As already mentioned, the large value of the radiation flux incident on the filter-PV array means that a significant absorptance loss will occur even for small values of the filter spectral absorptance. Consider the interference-plasma filter presented in Chapter 4 (Figure 4.22). That filter has very low absorptance (« 0.01) at all wavelengths except in the band-pass region around X = 1500nm where it reaches a maximum of 0.15. Using the optical properties of this filter and the emitter and PV array properties used for Figure 8.2, the system performance has been calculated using the Mathematica program. These results are shown in Figure 8.3.
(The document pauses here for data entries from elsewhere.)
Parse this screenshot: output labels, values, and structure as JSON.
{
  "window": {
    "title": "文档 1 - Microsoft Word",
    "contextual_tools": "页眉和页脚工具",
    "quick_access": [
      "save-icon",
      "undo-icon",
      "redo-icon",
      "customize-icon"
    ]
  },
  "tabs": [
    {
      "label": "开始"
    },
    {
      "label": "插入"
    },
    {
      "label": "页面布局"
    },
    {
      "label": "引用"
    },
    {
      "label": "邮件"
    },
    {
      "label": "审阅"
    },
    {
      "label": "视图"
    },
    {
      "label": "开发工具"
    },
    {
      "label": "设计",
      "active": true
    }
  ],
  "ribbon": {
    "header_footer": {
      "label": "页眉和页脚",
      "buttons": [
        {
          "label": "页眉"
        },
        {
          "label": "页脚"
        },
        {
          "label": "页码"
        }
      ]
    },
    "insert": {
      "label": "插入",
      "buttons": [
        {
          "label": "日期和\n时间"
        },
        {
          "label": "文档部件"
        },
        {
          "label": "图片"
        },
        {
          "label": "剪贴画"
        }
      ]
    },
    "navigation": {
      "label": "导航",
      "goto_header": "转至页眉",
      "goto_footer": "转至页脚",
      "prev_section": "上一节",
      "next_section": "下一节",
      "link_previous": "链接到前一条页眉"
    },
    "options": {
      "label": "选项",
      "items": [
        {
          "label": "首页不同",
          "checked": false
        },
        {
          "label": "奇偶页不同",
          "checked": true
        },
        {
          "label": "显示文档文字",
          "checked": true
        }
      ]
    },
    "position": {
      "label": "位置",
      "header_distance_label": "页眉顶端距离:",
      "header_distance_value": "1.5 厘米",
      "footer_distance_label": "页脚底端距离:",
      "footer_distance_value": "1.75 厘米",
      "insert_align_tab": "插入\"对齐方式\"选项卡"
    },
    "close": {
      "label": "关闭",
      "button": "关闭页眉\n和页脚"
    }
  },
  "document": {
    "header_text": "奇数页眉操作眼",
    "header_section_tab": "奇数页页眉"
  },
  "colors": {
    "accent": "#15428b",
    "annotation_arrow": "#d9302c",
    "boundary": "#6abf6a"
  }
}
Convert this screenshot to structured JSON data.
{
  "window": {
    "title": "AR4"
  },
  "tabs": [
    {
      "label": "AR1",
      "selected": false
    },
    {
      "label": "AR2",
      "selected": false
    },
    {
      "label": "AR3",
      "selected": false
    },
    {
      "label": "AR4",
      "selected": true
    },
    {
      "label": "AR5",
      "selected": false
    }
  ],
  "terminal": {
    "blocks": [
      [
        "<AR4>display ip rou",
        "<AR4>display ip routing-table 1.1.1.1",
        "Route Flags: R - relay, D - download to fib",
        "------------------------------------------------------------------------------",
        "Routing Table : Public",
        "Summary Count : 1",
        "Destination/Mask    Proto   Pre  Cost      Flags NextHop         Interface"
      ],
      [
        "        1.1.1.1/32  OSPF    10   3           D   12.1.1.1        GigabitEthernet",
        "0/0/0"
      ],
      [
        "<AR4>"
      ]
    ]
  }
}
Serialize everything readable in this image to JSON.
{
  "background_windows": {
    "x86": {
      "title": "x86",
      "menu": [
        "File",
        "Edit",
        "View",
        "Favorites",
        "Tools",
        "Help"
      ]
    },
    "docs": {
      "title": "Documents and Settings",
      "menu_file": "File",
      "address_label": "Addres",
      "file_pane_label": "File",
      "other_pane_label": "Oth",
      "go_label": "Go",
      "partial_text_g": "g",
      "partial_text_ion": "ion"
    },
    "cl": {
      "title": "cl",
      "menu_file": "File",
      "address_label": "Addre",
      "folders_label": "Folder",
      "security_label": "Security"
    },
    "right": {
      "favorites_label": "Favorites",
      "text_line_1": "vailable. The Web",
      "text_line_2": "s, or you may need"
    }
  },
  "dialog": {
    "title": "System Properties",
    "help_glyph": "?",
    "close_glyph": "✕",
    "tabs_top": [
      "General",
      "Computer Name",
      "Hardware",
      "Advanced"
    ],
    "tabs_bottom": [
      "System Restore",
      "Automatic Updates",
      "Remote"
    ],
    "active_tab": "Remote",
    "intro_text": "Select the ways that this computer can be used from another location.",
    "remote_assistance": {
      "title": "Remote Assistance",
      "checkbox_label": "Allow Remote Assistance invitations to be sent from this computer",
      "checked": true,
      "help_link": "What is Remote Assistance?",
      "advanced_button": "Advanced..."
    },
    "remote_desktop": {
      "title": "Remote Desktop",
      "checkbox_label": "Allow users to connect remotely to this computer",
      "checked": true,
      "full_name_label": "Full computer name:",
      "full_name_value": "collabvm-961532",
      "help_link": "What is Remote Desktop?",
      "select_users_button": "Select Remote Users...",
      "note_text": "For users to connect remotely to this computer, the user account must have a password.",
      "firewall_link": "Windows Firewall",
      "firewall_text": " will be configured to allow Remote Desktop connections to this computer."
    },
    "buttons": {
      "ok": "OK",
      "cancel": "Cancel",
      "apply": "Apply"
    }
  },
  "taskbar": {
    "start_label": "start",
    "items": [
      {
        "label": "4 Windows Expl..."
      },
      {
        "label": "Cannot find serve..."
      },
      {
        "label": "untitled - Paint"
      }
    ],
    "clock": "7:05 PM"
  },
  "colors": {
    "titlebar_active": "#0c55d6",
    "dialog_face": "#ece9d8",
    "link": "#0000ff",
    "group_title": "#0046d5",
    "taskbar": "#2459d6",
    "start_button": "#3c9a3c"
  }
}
As a result of the filter absorptance, 70W of power is lost from the system. The large reflectance (> 0.96) for X > 2000nm results in bettrer cavity efficiency, pc = 0.63, compared to pc = 0.57 for the BSR case of Figure 8.2. However, a lower PV efficiency, pPV = 0.27, compared to pPV = 0.31 for Figure 8.2, results in a lower TPV efficiency, pTPV = 0.17, compared to pTPV = 0.18 for Figure 8.2. The PV efficiency is lower even though the temperature is considerably higher, TE = Tb = 1505K, compared to TE = Tb = 1231K. The higher temperature and cavity efficiency means there is more convertible radiation incident on the PV arrays. However, for the case in Figure 8.3 most of the 70W absorbed by the filter occurs in the range 1200 < X < 2000nm where the PV spectral response is highest. As a result, the short circuit current is lower than for the case in Figure 8.2 and as a result the PV efficiency is lower.
TE = Tb = 1505 K, TcI = Tc2 = Tc3 = 300 К Cavity efficiency, ric = ,63 PV efficiency, t|pv = .27 TPV efficiency, Т|тру = t|cT|pv = .17 Electrical power out, PEL = 42 W Power absorbed by filter = 70 W
Figure 8.3.—Performance of planar, square geometry TPV system with the same properties as used in Figure 8.2 except the back surface reflector (BSR) has been replaced by the interference-plasma filter with the optical properties shown in Figure 4.22. Note that the incident PV array radiation fluxes shown are the useful fluxes, not the total fluxes.
If a front surface filter is used for spectral control in a TPV system, it must have negligible absorptance, especially in the wavelength range where the PV arrays have the largest spectral response. If a filter can be fabricated using only dielectric (nonconducting) materials, then a non-absorbing filter is possible.